Ian Redmond, a tropical field biologist who has worked with apes since the 1970s, says that in all the instances he has heard of a human being killed by a gorilla, the human was to blame. 

RELATED: Can Gorillas Talk? (How do they communicate)

Are there Several Kinds of Gorillas? 

Yes! Gorilla is a genus that is divided into two species and four subspecies. 

The two species are the eastern gorillas and the western gorillas. Eastern gorillas are the largest living primates. The two subspecies of the eastern gorilla are the mountain gorilla, which inhabits the volcanic hillsides of Uganda, Rwanda, and the eastern part of the Democratic Republic of Congo, and the eastern lowland gorilla, which also leaves in the east of the Democratic Republic of Congo.

The western gorilla species consists of the cross river gorilla, which inhabits the Cameroon-Nigeria border region, and the western lowland gorilla. The latter is the most numerous and probably also the most well-known gorilla species.

The American zoologist and primatologist Dian Fossey made them famous in her book Gorillas in the Mist which she wrote about her experiences working with gorillas for decades. Like Jane Goodall did with chimpanzees, she was instrumental in bringing forth human interest and respect for our close ancestors.  

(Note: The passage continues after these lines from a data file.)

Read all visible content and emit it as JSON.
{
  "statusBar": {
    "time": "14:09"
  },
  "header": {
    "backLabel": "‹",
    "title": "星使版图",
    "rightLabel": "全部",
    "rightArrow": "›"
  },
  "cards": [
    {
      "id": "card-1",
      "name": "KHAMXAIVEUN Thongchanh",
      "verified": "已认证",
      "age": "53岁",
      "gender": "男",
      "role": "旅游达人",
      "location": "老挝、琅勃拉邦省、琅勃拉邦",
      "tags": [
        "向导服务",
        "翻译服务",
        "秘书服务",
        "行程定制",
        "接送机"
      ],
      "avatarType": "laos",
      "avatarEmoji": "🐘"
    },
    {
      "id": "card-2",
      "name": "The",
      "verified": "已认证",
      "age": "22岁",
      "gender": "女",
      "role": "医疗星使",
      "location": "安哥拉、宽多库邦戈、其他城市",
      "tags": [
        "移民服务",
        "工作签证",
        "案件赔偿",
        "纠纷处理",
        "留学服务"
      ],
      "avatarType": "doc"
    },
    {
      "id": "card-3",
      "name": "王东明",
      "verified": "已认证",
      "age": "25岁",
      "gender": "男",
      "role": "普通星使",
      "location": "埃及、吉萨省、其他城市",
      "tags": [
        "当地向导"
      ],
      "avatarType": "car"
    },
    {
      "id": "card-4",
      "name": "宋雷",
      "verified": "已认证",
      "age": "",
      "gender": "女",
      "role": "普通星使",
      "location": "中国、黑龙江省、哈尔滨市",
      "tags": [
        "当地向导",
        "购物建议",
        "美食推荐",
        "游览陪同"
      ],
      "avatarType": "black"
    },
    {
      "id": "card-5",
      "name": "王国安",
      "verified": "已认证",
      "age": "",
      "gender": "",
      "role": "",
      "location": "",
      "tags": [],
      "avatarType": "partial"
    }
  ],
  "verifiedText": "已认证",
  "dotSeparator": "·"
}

As you may have noticed, the “silverback gorilla” that many have heard of is not actually a species or subspecies! This term simply refers to a male gorilla that has attained a distinctive patch of silver hair on his back, which typically happens when he is about 12 years old.